Irish woman suing celeb chef Heston after his delicate pastry creations leave her in agony
Celebrity chef Heston Blumenthal's Fat Duck restaurant has wowed diners for decades with gastronomic creations like snail porridge and bacon-flavoured ice cream.
But now a Co Donegal chef is suing the eaterie for more than €200,000 claiming repetitive and delicate kitchen tasks caused her chronic wrist pain.
Promising pastry chef Sharon Anderson (28) from Letterkenny says she has been left with crippling repetitive strain injury after churning out thousands of chocolate playing cards and whisky wine gums.
She says she was pushed too hard while helping to make the eccentric creations which made the restaurant in Bray, Berkshire, world famous - and won it three Michelin stars.
Her tasks included putting 400 sweets a day into small bags using tweezers, racing to make chocolate playing cards before the chocolate set too hard, and administering hundreds of tiny fingertip pinches to mushroom logs.
She is now suing The Fat Duck Ltd for alleged negligence for giving her work which was "too fast, arduous and repetitive for her".
She says her RSI has led to her becoming depressed and anxious and has been unable to work since leaving the restaurant in November 2015. But the restaurant is denying all fault. It says the type of work she did is common to the sort of patisserie practised in other "fine dining restaurants".
Documents lodged with London's High Court by Ms Anderson's lawyers state that her troubles stemmed from her time spent working at the Fat Duck, where she began as a commis chef in June 2014.
Her role included packing individually wrapped sweets into cellophane bags from 7am-11am, before she switched to creating chocolate playing cards from 11.30am.
Ms Anderson had to place each sweet into its own cellophane bag using tweezers and believes she "wrapped and packed" around 400 each day.
The chocolate playing cards were made in moulds of metal and plastic. The completed mould weighed around two kilos, it is claimed.
Her kitchen shift then switched to making whisky wine gums between 4pm-6pm, she says, and she would produce around 550 by hand.
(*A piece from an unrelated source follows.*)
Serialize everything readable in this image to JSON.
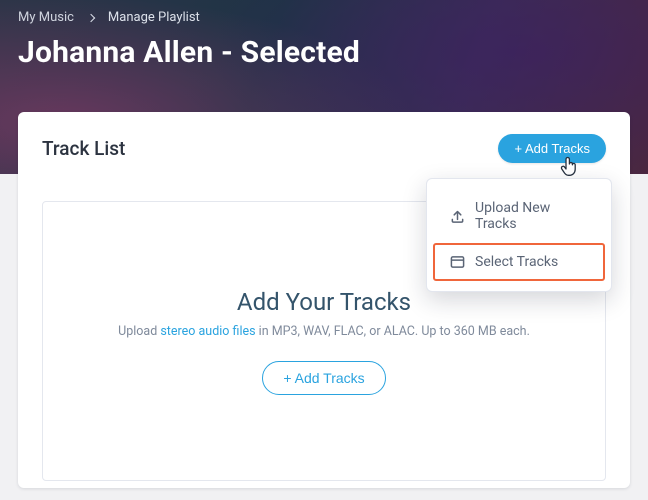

Miss Anderson followed the restaurant when it moved to Melbourne, Australia, in January 2015, while the Bray premises were renovated. In June 2015, she began complaining of pain in her forearm, her barrister, Charles Robertshaw says in court papers.
Medics later pinpointed a torn ligament in Ms Anderson's left wrist, although most of her forearm pain has now resolved. She now suffers "significant wrist pain" even after carrying out normal manual tasks, court documents state.
Lawyers for Ms Anderson, of Glentidally, Milford, Letterkenny, say the restaurant failed to allow sufficient rest periods or support, and "required her to work under time pressure throughout the day".
But the Fat Duck is denying all the claims, saying she was transferred to lighter duties after she complained about making chocolate patisserie. The case will return to court next year.